They maintained their authority also over the working class in the surrounding areas, holding a large number of mass meetings in factories throughout the Baltic region, and supervising new trade-union elections in the shipyards. The régime had frozen prices, but at the rate fixed by Gomulka in December and not at the pre-December levels. In addition, the working class was raising a series of political demands for trade-union and press independence, as well as a mass of economic and social grievances. Gierek had declared that it was utterly impossible to return to the old price levels of 1966 but the movement was not receding. Gierek tried to defuse the ferment in Gdansk by holding a further meeting with the workers there, but still the workers organized and pressed their demands. Strikes were continuing in other parts of the country, notably at the large tractor factory at Ursus near Warsaw, where Party leaders tried in vain to persuade a meeting of strikers’ delegates to return to work.footnote5
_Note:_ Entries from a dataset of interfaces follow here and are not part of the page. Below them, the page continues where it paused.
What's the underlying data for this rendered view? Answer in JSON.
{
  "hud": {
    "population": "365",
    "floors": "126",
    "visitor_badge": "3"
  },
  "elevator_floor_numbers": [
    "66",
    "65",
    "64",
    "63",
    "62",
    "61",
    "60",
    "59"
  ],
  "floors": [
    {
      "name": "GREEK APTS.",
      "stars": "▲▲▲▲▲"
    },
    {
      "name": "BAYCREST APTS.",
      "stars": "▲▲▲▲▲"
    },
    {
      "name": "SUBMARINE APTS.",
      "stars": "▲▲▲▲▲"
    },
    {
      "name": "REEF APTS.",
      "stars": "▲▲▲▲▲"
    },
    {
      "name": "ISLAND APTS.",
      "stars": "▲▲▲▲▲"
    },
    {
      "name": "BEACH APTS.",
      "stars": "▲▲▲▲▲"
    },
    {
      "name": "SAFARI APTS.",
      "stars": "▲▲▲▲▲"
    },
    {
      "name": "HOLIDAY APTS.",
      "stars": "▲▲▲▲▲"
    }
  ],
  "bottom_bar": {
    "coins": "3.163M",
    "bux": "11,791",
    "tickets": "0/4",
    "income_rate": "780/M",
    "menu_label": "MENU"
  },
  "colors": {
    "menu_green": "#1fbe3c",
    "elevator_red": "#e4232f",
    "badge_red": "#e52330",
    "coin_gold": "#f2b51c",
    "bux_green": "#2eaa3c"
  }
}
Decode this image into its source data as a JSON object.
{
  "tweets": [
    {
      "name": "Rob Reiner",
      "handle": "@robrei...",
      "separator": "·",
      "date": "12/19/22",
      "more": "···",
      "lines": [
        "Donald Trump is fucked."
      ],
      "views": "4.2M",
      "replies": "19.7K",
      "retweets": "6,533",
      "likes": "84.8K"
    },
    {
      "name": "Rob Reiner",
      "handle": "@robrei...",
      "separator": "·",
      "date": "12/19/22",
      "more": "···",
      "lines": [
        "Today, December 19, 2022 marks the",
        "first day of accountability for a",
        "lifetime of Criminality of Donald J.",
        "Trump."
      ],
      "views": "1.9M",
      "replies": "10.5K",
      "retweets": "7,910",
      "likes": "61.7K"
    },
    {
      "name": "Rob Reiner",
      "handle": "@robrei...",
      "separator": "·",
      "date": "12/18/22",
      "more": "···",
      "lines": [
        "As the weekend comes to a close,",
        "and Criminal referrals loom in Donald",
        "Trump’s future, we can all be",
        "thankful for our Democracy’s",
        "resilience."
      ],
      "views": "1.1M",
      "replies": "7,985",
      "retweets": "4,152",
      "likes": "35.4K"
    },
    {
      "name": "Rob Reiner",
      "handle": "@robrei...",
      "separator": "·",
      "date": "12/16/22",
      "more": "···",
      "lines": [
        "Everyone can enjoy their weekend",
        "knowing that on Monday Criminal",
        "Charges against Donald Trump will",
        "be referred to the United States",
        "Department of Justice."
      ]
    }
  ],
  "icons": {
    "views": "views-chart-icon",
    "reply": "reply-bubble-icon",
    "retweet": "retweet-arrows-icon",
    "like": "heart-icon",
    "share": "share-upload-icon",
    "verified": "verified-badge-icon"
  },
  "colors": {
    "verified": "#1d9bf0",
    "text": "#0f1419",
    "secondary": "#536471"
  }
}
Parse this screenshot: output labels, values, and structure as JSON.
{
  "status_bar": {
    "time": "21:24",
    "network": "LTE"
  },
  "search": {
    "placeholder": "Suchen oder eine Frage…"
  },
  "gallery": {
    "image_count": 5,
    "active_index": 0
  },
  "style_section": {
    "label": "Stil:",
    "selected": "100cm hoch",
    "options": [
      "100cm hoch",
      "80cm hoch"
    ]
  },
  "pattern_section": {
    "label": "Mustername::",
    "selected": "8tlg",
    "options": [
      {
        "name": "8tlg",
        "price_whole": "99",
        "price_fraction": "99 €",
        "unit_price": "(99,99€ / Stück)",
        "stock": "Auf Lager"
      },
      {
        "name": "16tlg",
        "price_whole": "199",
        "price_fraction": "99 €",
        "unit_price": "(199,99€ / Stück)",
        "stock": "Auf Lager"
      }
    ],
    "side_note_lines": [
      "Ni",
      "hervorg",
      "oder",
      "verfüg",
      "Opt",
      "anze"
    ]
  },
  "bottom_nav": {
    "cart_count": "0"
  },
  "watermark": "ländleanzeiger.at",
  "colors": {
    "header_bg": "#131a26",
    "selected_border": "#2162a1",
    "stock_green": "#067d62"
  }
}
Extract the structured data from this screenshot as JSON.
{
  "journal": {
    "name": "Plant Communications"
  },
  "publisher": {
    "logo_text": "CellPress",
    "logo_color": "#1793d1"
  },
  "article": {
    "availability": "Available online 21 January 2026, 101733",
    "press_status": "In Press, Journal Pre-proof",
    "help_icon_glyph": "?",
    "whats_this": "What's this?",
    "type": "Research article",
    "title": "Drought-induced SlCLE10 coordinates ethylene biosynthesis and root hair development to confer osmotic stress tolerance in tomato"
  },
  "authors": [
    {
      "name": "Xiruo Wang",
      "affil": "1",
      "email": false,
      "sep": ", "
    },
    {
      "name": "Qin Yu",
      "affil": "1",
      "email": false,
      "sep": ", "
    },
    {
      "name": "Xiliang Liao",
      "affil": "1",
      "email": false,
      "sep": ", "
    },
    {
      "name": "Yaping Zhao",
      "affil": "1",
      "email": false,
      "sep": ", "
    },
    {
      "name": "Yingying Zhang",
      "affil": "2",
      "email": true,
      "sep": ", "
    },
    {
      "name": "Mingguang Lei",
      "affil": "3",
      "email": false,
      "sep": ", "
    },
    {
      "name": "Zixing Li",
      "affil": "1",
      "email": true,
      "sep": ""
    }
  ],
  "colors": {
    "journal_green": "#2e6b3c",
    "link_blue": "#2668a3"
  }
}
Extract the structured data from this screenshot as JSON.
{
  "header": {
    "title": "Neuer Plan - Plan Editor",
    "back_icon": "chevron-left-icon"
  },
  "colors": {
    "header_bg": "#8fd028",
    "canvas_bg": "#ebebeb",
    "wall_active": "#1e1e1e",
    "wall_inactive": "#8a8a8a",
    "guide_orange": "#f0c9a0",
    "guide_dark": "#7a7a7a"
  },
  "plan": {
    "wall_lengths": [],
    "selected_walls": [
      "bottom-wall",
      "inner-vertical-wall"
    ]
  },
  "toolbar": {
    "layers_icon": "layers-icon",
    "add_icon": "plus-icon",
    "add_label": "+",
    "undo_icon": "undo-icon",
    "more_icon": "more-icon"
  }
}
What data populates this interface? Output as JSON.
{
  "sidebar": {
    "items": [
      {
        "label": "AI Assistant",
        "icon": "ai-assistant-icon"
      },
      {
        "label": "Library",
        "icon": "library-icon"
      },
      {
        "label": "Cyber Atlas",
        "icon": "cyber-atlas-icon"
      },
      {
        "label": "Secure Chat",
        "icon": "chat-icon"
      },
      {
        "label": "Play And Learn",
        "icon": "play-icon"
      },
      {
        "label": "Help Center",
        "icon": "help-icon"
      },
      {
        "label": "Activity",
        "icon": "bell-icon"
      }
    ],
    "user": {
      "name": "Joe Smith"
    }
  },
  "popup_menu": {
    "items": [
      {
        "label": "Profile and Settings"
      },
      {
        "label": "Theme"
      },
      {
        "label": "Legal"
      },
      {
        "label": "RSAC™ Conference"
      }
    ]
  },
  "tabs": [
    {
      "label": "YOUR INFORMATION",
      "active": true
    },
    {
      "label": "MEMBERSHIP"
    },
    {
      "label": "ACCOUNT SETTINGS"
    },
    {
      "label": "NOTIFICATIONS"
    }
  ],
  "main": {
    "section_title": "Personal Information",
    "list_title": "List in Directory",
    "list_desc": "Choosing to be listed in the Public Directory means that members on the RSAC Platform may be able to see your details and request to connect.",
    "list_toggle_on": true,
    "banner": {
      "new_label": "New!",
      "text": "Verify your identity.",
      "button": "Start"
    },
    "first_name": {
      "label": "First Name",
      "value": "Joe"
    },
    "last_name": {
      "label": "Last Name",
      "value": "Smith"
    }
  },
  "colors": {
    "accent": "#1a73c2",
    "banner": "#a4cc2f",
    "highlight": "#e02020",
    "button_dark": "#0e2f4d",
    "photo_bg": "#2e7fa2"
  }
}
Then on 11 February over 10,000 mainly women workers at seven textile factories in Lodz struck, and by the next day Poland’s second largest industrial city was gripped by a mass strike. Gierek pleaded for trust and patience but without effect. On the evening of 14 February, Prime Minister Jaroszewicz arrived in Lodz together with three other Politburo members to meet the strikers. After a farcical incident whereby Jaroszewicz discovered that the enthusiastic mass meeting he was addressing in the city’s main theatre was packed with Party functionaries posing as strikers, the Prime Minister was eventually taken to a meeting of delegates from the occupation strikes at the Marchlewski works and remained discussing with the workers throughout the night. The next morning Jaroszewicz left the factory empty-handed: the Lodz workers had refused to budge from their basic demands, especially that calling for a return to 1966 price levels. In the meantime, Gierek had hurriedly met the Soviet leaders and on 15 February Warsaw Radio announced that, thanks to a Soviet loan of 100 million dollars in hard currency, the Party leadership had decided to impose a two-year price-freeze at 1966 levels. The Party had capitulated to the Lodz workers while the strike was in full swing and after the failure of negotiations. Even then the Lodz strike did not end until two further days had elapsed.footnote6